Once again, for perhaps the third time in my life it has happened. My garage door spring let loose. Like previous times, I was somewhere in the house (in this instance in my office) when I heard a terrible clatter. This time is sounded like someone took a metal ladder and threw it down on the floor with enough force to slide clear across the room. The previous times I have been alone at the time and so inspected for the noise immediately but this time both of my daughters were in the house so I just assumed it was something they dropped and promptly forgot about it.
Later that day I went to go get some wood for a project I'm working on and the garage door would only open about two inches and then stop. Repeated pressing of the button didn't get it to work.
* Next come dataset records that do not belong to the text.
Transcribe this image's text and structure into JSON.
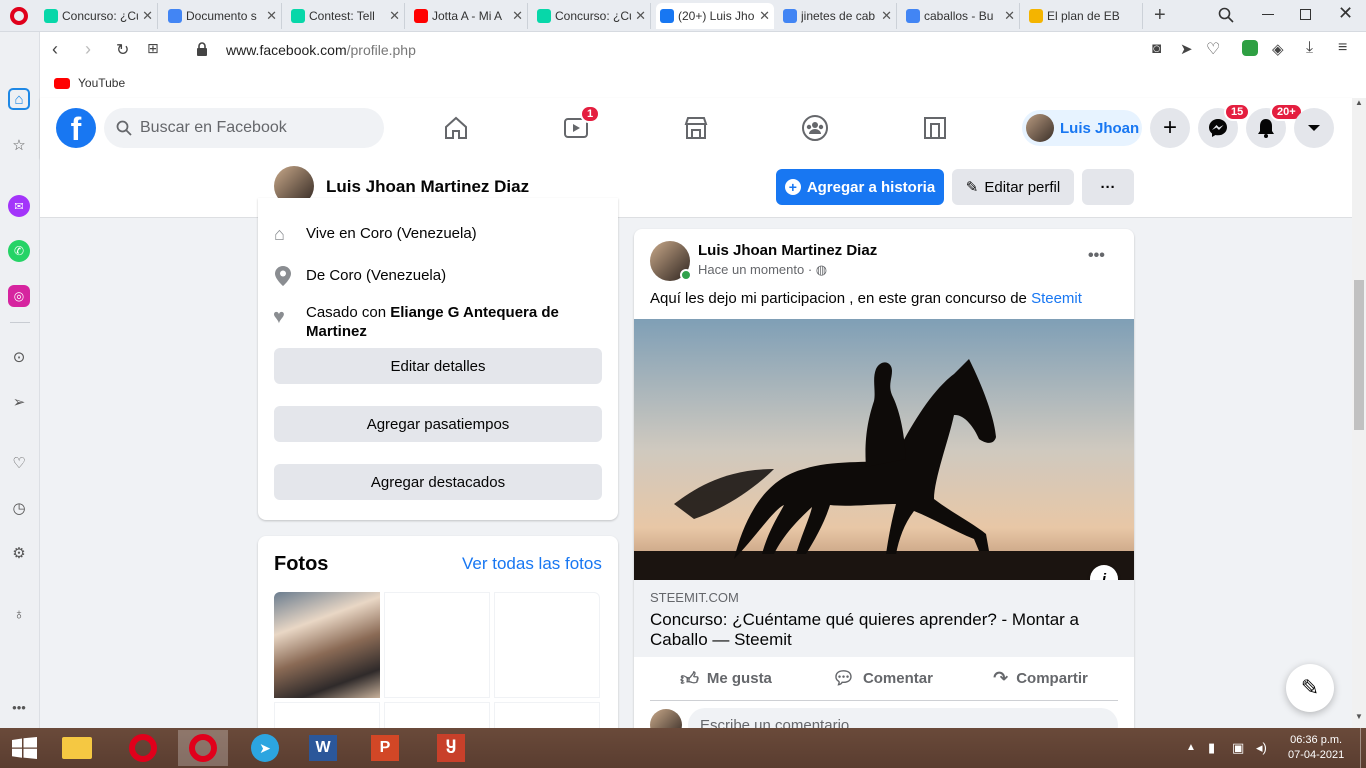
{
  "tabs": [
    {
      "label": "Concurso: ¿Cu",
      "icon": "steemit-icon",
      "color": "#07d7a9"
    },
    {
      "label": "Documento s",
      "icon": "docs-icon",
      "color": "#4285f4"
    },
    {
      "label": "Contest: Tell",
      "icon": "steemit-icon",
      "color": "#07d7a9"
    },
    {
      "label": "Jotta A - Mi A",
      "icon": "youtube-icon",
      "color": "#ff0000"
    },
    {
      "label": "Concurso: ¿Cu",
      "icon": "steemit-icon",
      "color": "#07d7a9"
    },
    {
      "label": "(20+) Luis Jho",
      "icon": "facebook-icon",
      "color": "#1877f2"
    },
    {
      "label": "jinetes de cab",
      "icon": "google-icon",
      "color": "#4285f4"
    },
    {
      "label": "caballos - Bu",
      "icon": "google-icon",
      "color": "#4285f4"
    },
    {
      "label": "El plan de EB",
      "icon": "slides-icon",
      "color": "#f4b400"
    }
  ],
  "address": {
    "domain": "www.facebook.com",
    "path": "/profile.php"
  },
  "bookmarks": [
    {
      "label": "YouTube"
    }
  ],
  "fb": {
    "search_placeholder": "Buscar en Facebook",
    "watch_badge": "1",
    "user_short": "Luis Jhoan",
    "messenger_badge": "15",
    "notif_badge": "20+",
    "profile_name": "Luis Jhoan Martinez Diaz",
    "add_story": "Agregar a historia",
    "edit_profile": "Editar perfil",
    "more": "···"
  },
  "intro": {
    "lives_prefix": "Vive en ",
    "lives_place": "Coro (Venezuela)",
    "from_prefix": "De ",
    "from_place": "Coro (Venezuela)",
    "married_prefix": "Casado con ",
    "married_name": "Eliange G Antequera de Martinez",
    "edit_details": "Editar detalles",
    "add_hobbies": "Agregar pasatiempos",
    "add_featured": "Agregar destacados"
  },
  "photos": {
    "title": "Fotos",
    "see_all": "Ver todas las fotos"
  },
  "post": {
    "author": "Luis Jhoan Martinez Diaz",
    "time": "Hace un momento · ",
    "text_prefix": "Aquí les dejo mi participacion , en este gran concurso de ",
    "text_link": "Steemit",
    "link_domain": "STEEMIT.COM",
    "link_title": "Concurso: ¿Cuéntame qué quieres aprender? - Montar a Caballo — Steemit",
    "like": "Me gusta",
    "comment": "Comentar",
    "share": "Compartir",
    "comment_placeholder": "Escribe un comentario..."
  },
  "taskbar": {
    "time": "06:36 p.m.",
    "date": "07-04-2021"
  },
  "colors": {
    "fb_blue": "#1877f2",
    "badge_red": "#e41e3f",
    "opera_red": "#e0001b"
  }
}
So I checked the sensors and saw they looked fine and then based off past experience, glanced up at the springs and immediately saw that one spring was now in two pieces. It was time for new garage springs.
Unfortunately, the contractor that roughed in our addition two years ago and tried to play shenanigans with the final bill, also bought out two of the three garage door companies in town, including the one that installed our garage door. So I was only left with one option to call and it would be five days before they could get there. Meanwhile, my vehicle was stuck inside the garage.
Our garage door is a double wide garage door and well insulated so it is extremely heavy. The spring that broke was on the side that our minivan is parked and with the use of a parking laser, I park it so there is literally less than six inches between the back of it and the garage door to maximize the room in front of the van to walk by when parked. I'm telling you this because in order to get my door open with a broken spring on one side, I have to be able to access that one side to be able to lift and balance out the pressure the other, non broken spring was providing. I'm not less than six inches thick.
What came next was a half hour test of will. I settled on a floor jack because my car jack was in the back of the minivan and I couldn't open the door until the garage door was open. A real catch 22 situation. With the floor jack, I was able to crawl under the back bumper of the car and jack up that side of the door about six inches. Then with a long 2x4 to use as a lever (give me a big enough lever and I can move the world), and a chunk of firewood, I was able to go around to the outside and pry the door up to firewood height. Then, I was able to muscle the door the rest of the way up, just barely. Once the first couple sections curve in, it becomes a much easier task but by then, the door bottom edge is almost waist high.
Leaving the door open, I drove and got my wood and put it back inside the garage and reversing the process omitting the floor jack step, got the door lowered back down in place with the van parked on the outside of the garage. Fortunately the garage door company finished a job early a day later and a half hour later I had new springs and a working garage door.
I did ask if it was unusual for spring to fail after only 3 or 4 years, thinking perhaps I need bigger springs but was told that most garage door springs only have a life of 10,000 cycles. Just the average Joe going to work in the morning and coming home in the evening would put nearly 1500 cycles on per year. With two kids in schools and various other extra curricular activities, I'm sure we more than double that and possibly triple that during several months of the year. I could leave the doors open but I am loath to let field mice gain any entrance to our home if only the garage and so I will probably be on the hook for some more springs in another 3 or 4 years. Hopefully next time it happens when the cars are parked outside or at least on the opposite side of the garage as the failed spring.